Items from an interface collection
————————

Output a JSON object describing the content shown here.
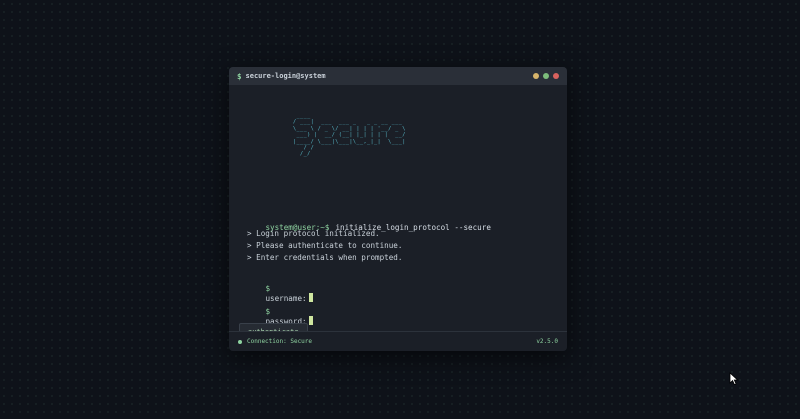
{
  "window": {
    "title_prompt": "$",
    "title": "secure-login@system",
    "dot_colors": [
      "#d7b46a",
      "#7cbd7b",
      "#d9625e"
    ]
  },
  "banner": {
    "ascii_art": " ____                          \n/ ___|  ___  ___ _   _ _ __ ___ \n\\___ \\ / _ \\/ __| | | | '__/ _ \\\n ___) |  __/ (__| |_| | | |  __/\n|____/ \\___|\\___|\\__,_|_|  \\___|\n   / /                          \n  /_/                           "
  },
  "command": {
    "prompt": "system@user:~$",
    "text": "initialize_login_protocol --secure"
  },
  "output": [
    "> Login protocol initialized.",
    "> Please authenticate to continue.",
    "> Enter credentials when prompted."
  ],
  "fields": {
    "username": {
      "prompt": "$",
      "label": "username:",
      "value": ""
    },
    "password": {
      "prompt": "$",
      "label": "password:",
      "value": ""
    }
  },
  "buttons": {
    "authenticate": "authenticate"
  },
  "status": {
    "connection": "Connection: Secure",
    "version": "v2.5.0",
    "dot_color": "#8fd3a1"
  },
  "colors": {
    "accent_green": "#8fd3a1",
    "ascii_cyan": "#58b9c9",
    "background": "#0e1219"
  }
}
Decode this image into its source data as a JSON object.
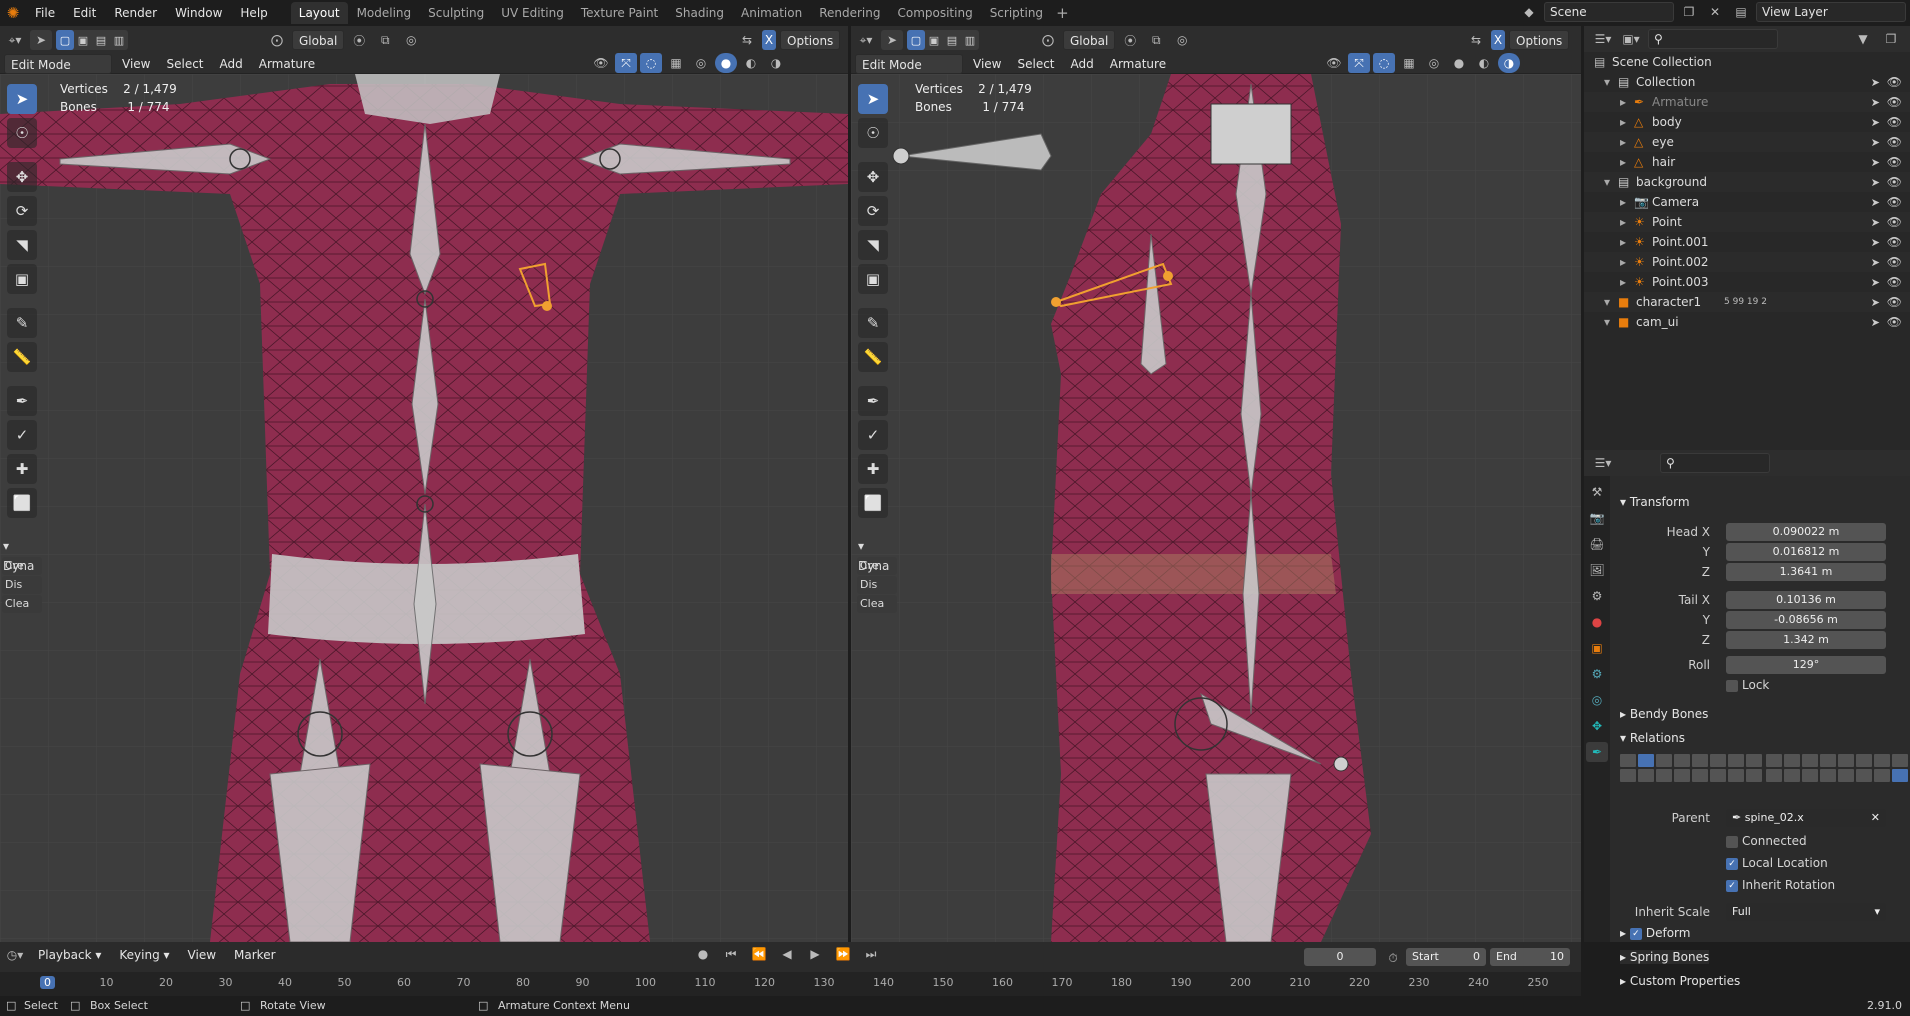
{
  "topbar": {
    "menus": [
      "File",
      "Edit",
      "Render",
      "Window",
      "Help"
    ],
    "workspaces": [
      "Layout",
      "Modeling",
      "Sculpting",
      "UV Editing",
      "Texture Paint",
      "Shading",
      "Animation",
      "Rendering",
      "Compositing",
      "Scripting"
    ],
    "active_workspace": "Layout",
    "scene": "Scene",
    "view_layer": "View Layer"
  },
  "viewport_left": {
    "orientation": "Global",
    "options": "Options",
    "mode": "Edit Mode",
    "menus": [
      "View",
      "Select",
      "Add",
      "Armature"
    ],
    "stats": {
      "vertices_label": "Vertices",
      "vertices": "2 / 1,479",
      "bones_label": "Bones",
      "bones": "1 / 774"
    },
    "dyna": {
      "title": "Dyna",
      "buttons": [
        "Cre",
        "Dis",
        "Clea"
      ]
    }
  },
  "viewport_right": {
    "orientation": "Global",
    "options": "Options",
    "mode": "Edit Mode",
    "menus": [
      "View",
      "Select",
      "Add",
      "Armature"
    ],
    "stats": {
      "vertices_label": "Vertices",
      "vertices": "2 / 1,479",
      "bones_label": "Bones",
      "bones": "1 / 774"
    },
    "dyna": {
      "title": "Dyna",
      "buttons": [
        "Cre",
        "Dis",
        "Clea"
      ]
    }
  },
  "outliner": {
    "root": "Scene Collection",
    "items": [
      {
        "name": "Collection",
        "level": 1,
        "icon": "collection-icon"
      },
      {
        "name": "Armature",
        "level": 2,
        "icon": "armature-icon",
        "dim": true
      },
      {
        "name": "body",
        "level": 2,
        "icon": "mesh-icon"
      },
      {
        "name": "eye",
        "level": 2,
        "icon": "mesh-icon"
      },
      {
        "name": "hair",
        "level": 2,
        "icon": "mesh-icon"
      },
      {
        "name": "background",
        "level": 1,
        "icon": "collection-icon"
      },
      {
        "name": "Camera",
        "level": 2,
        "icon": "camera-icon"
      },
      {
        "name": "Point",
        "level": 2,
        "icon": "light-icon"
      },
      {
        "name": "Point.001",
        "level": 2,
        "icon": "light-icon"
      },
      {
        "name": "Point.002",
        "level": 2,
        "icon": "light-icon"
      },
      {
        "name": "Point.003",
        "level": 2,
        "icon": "light-icon"
      },
      {
        "name": "character1",
        "level": 1,
        "icon": "object-icon"
      },
      {
        "name": "cam_ui",
        "level": 1,
        "icon": "object-icon"
      }
    ],
    "character1_counts": [
      "5",
      "99",
      "19",
      "2"
    ]
  },
  "properties": {
    "transform_title": "Transform",
    "head_x_label": "Head X",
    "head_x": "0.090022 m",
    "head_y_label": "Y",
    "head_y": "0.016812 m",
    "head_z_label": "Z",
    "head_z": "1.3641 m",
    "tail_x_label": "Tail X",
    "tail_x": "0.10136 m",
    "tail_y_label": "Y",
    "tail_y": "-0.08656 m",
    "tail_z_label": "Z",
    "tail_z": "1.342 m",
    "roll_label": "Roll",
    "roll": "129°",
    "lock_label": "Lock",
    "bendy_title": "Bendy Bones",
    "relations_title": "Relations",
    "parent_label": "Parent",
    "parent": "spine_02.x",
    "connected_label": "Connected",
    "local_location_label": "Local Location",
    "inherit_rotation_label": "Inherit Rotation",
    "inherit_scale_label": "Inherit Scale",
    "inherit_scale": "Full",
    "deform_title": "Deform",
    "spring_title": "Spring Bones",
    "custom_title": "Custom Properties"
  },
  "timeline": {
    "menus": [
      "Playback",
      "Keying",
      "View",
      "Marker"
    ],
    "current_frame": "0",
    "start_label": "Start",
    "start": "0",
    "end_label": "End",
    "end": "10",
    "ruler": [
      "0",
      "10",
      "20",
      "30",
      "40",
      "50",
      "60",
      "70",
      "80",
      "90",
      "100",
      "110",
      "120",
      "130",
      "140",
      "150",
      "160",
      "170",
      "180",
      "190",
      "200",
      "210",
      "220",
      "230",
      "240",
      "250"
    ]
  },
  "statusbar": {
    "select": "Select",
    "box_select": "Box Select",
    "rotate_view": "Rotate View",
    "context_menu": "Armature Context Menu",
    "version": "2.91.0"
  },
  "colors": {
    "accent": "#4772b3",
    "body_mesh": "#8e2d4f",
    "bone": "#b8b8b8",
    "selected": "#f0a030"
  }
}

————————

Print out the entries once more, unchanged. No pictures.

Output a JSON object describing the content shown here.
{
  "window": {
    "title_prompt": "$",
    "title": "secure-login@system",
    "dot_colors": [
      "#d7b46a",
      "#7cbd7b",
      "#d9625e"
    ]
  },
  "banner": {
    "ascii_art": " ____                          \n/ ___|  ___  ___ _   _ _ __ ___ \n\\___ \\ / _ \\/ __| | | | '__/ _ \\\n ___) |  __/ (__| |_| | | |  __/\n|____/ \\___|\\___|\\__,_|_|  \\___|\n   / /                          \n  /_/                           "
  },
  "command": {
    "prompt": "system@user:~$",
    "text": "initialize_login_protocol --secure"
  },
  "output": [
    "> Login protocol initialized.",
    "> Please authenticate to continue.",
    "> Enter credentials when prompted."
  ],
  "fields": {
    "username": {
      "prompt": "$",
      "label": "username:",
      "value": ""
    },
    "password": {
      "prompt": "$",
      "label": "password:",
      "value": ""
    }
  },
  "buttons": {
    "authenticate": "authenticate"
  },
  "status": {
    "connection": "Connection: Secure",
    "version": "v2.5.0",
    "dot_color": "#8fd3a1"
  },
  "colors": {
    "accent_green": "#8fd3a1",
    "ascii_cyan": "#58b9c9",
    "background": "#0e1219"
  }
}
Decode this image into its source data as a JSON object.
{
  "topbar": {
    "menus": [
      "File",
      "Edit",
      "Render",
      "Window",
      "Help"
    ],
    "workspaces": [
      "Layout",
      "Modeling",
      "Sculpting",
      "UV Editing",
      "Texture Paint",
      "Shading",
      "Animation",
      "Rendering",
      "Compositing",
      "Scripting"
    ],
    "active_workspace": "Layout",
    "scene": "Scene",
    "view_layer": "View Layer"
  },
  "viewport_left": {
    "orientation": "Global",
    "options": "Options",
    "mode": "Edit Mode",
    "menus": [
      "View",
      "Select",
      "Add",
      "Armature"
    ],
    "stats": {
      "vertices_label": "Vertices",
      "vertices": "2 / 1,479",
      "bones_label": "Bones",
      "bones": "1 / 774"
    },
    "dyna": {
      "title": "Dyna",
      "buttons": [
        "Cre",
        "Dis",
        "Clea"
      ]
    }
  },
  "viewport_right": {
    "orientation": "Global",
    "options": "Options",
    "mode": "Edit Mode",
    "menus": [
      "View",
      "Select",
      "Add",
      "Armature"
    ],
    "stats": {
      "vertices_label": "Vertices",
      "vertices": "2 / 1,479",
      "bones_label": "Bones",
      "bones": "1 / 774"
    },
    "dyna": {
      "title": "Dyna",
      "buttons": [
        "Cre",
        "Dis",
        "Clea"
      ]
    }
  },
  "outliner": {
    "root": "Scene Collection",
    "items": [
      {
        "name": "Collection",
        "level": 1,
        "icon": "collection-icon"
      },
      {
        "name": "Armature",
        "level": 2,
        "icon": "armature-icon",
        "dim": true
      },
      {
        "name": "body",
        "level": 2,
        "icon": "mesh-icon"
      },
      {
        "name": "eye",
        "level": 2,
        "icon": "mesh-icon"
      },
      {
        "name": "hair",
        "level": 2,
        "icon": "mesh-icon"
      },
      {
        "name": "background",
        "level": 1,
        "icon": "collection-icon"
      },
      {
        "name": "Camera",
        "level": 2,
        "icon": "camera-icon"
      },
      {
        "name": "Point",
        "level": 2,
        "icon": "light-icon"
      },
      {
        "name": "Point.001",
        "level": 2,
        "icon": "light-icon"
      },
      {
        "name": "Point.002",
        "level": 2,
        "icon": "light-icon"
      },
      {
        "name": "Point.003",
        "level": 2,
        "icon": "light-icon"
      },
      {
        "name": "character1",
        "level": 1,
        "icon": "object-icon"
      },
      {
        "name": "cam_ui",
        "level": 1,
        "icon": "object-icon"
      }
    ],
    "character1_counts": [
      "5",
      "99",
      "19",
      "2"
    ]
  },
  "properties": {
    "transform_title": "Transform",
    "head_x_label": "Head X",
    "head_x": "0.090022 m",
    "head_y_label": "Y",
    "head_y": "0.016812 m",
    "head_z_label": "Z",
    "head_z": "1.3641 m",
    "tail_x_label": "Tail X",
    "tail_x": "0.10136 m",
    "tail_y_label": "Y",
    "tail_y": "-0.08656 m",
    "tail_z_label": "Z",
    "tail_z": "1.342 m",
    "roll_label": "Roll",
    "roll": "129°",
    "lock_label": "Lock",
    "bendy_title": "Bendy Bones",
    "relations_title": "Relations",
    "parent_label": "Parent",
    "parent": "spine_02.x",
    "connected_label": "Connected",
    "local_location_label": "Local Location",
    "inherit_rotation_label": "Inherit Rotation",
    "inherit_scale_label": "Inherit Scale",
    "inherit_scale": "Full",
    "deform_title": "Deform",
    "spring_title": "Spring Bones",
    "custom_title": "Custom Properties"
  },
  "timeline": {
    "menus": [
      "Playback",
      "Keying",
      "View",
      "Marker"
    ],
    "current_frame": "0",
    "start_label": "Start",
    "start": "0",
    "end_label": "End",
    "end": "10",
    "ruler": [
      "0",
      "10",
      "20",
      "30",
      "40",
      "50",
      "60",
      "70",
      "80",
      "90",
      "100",
      "110",
      "120",
      "130",
      "140",
      "150",
      "160",
      "170",
      "180",
      "190",
      "200",
      "210",
      "220",
      "230",
      "240",
      "250"
    ]
  },
  "statusbar": {
    "select": "Select",
    "box_select": "Box Select",
    "rotate_view": "Rotate View",
    "context_menu": "Armature Context Menu",
    "version": "2.91.0"
  },
  "colors": {
    "accent": "#4772b3",
    "body_mesh": "#8e2d4f",
    "bone": "#b8b8b8",
    "selected": "#f0a030"
  }
}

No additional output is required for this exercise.